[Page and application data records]
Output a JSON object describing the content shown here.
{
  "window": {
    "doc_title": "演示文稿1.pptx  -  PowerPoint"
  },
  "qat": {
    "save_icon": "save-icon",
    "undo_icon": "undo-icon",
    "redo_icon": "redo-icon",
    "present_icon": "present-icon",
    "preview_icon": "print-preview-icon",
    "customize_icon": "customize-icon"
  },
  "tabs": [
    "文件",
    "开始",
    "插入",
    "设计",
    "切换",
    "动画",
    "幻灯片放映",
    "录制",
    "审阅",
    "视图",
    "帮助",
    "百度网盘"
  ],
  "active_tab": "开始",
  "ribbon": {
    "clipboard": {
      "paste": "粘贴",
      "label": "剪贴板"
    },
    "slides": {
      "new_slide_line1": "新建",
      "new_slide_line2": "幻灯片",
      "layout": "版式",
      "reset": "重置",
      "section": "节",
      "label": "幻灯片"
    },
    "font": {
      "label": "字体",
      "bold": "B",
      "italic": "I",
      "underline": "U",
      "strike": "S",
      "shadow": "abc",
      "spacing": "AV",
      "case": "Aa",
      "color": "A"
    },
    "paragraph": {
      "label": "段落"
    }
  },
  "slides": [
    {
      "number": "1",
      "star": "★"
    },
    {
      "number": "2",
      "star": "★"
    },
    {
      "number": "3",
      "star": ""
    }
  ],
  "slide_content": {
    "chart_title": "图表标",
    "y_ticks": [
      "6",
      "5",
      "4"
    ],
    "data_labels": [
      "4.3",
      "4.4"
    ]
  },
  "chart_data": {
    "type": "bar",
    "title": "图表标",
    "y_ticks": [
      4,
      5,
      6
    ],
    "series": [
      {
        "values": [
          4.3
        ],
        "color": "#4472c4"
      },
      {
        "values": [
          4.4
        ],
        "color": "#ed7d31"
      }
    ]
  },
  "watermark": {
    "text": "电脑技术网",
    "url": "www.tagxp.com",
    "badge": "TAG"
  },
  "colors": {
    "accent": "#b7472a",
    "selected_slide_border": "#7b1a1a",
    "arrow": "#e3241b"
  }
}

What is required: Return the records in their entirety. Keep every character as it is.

Result of the task:
Output a JSON object describing the content shown here.
{
  "window": {
    "doc_title": "演示文稿1.pptx  -  PowerPoint"
  },
  "qat": {
    "save_icon": "save-icon",
    "undo_icon": "undo-icon",
    "redo_icon": "redo-icon",
    "present_icon": "present-icon",
    "preview_icon": "print-preview-icon",
    "customize_icon": "customize-icon"
  },
  "tabs": [
    "文件",
    "开始",
    "插入",
    "设计",
    "切换",
    "动画",
    "幻灯片放映",
    "录制",
    "审阅",
    "视图",
    "帮助",
    "百度网盘"
  ],
  "active_tab": "开始",
  "ribbon": {
    "clipboard": {
      "paste": "粘贴",
      "label": "剪贴板"
    },
    "slides": {
      "new_slide_line1": "新建",
      "new_slide_line2": "幻灯片",
      "layout": "版式",
      "reset": "重置",
      "section": "节",
      "label": "幻灯片"
    },
    "font": {
      "label": "字体",
      "bold": "B",
      "italic": "I",
      "underline": "U",
      "strike": "S",
      "shadow": "abc",
      "spacing": "AV",
      "case": "Aa",
      "color": "A"
    },
    "paragraph": {
      "label": "段落"
    }
  },
  "slides": [
    {
      "number": "1",
      "star": "★"
    },
    {
      "number": "2",
      "star": "★"
    },
    {
      "number": "3",
      "star": ""
    }
  ],
  "slide_content": {
    "chart_title": "图表标",
    "y_ticks": [
      "6",
      "5",
      "4"
    ],
    "data_labels": [
      "4.3",
      "4.4"
    ]
  },
  "chart_data": {
    "type": "bar",
    "title": "图表标",
    "y_ticks": [
      4,
      5,
      6
    ],
    "series": [
      {
        "values": [
          4.3
        ],
        "color": "#4472c4"
      },
      {
        "values": [
          4.4
        ],
        "color": "#ed7d31"
      }
    ]
  },
  "watermark": {
    "text": "电脑技术网",
    "url": "www.tagxp.com",
    "badge": "TAG"
  },
  "colors": {
    "accent": "#b7472a",
    "selected_slide_border": "#7b1a1a",
    "arrow": "#e3241b"
  }
}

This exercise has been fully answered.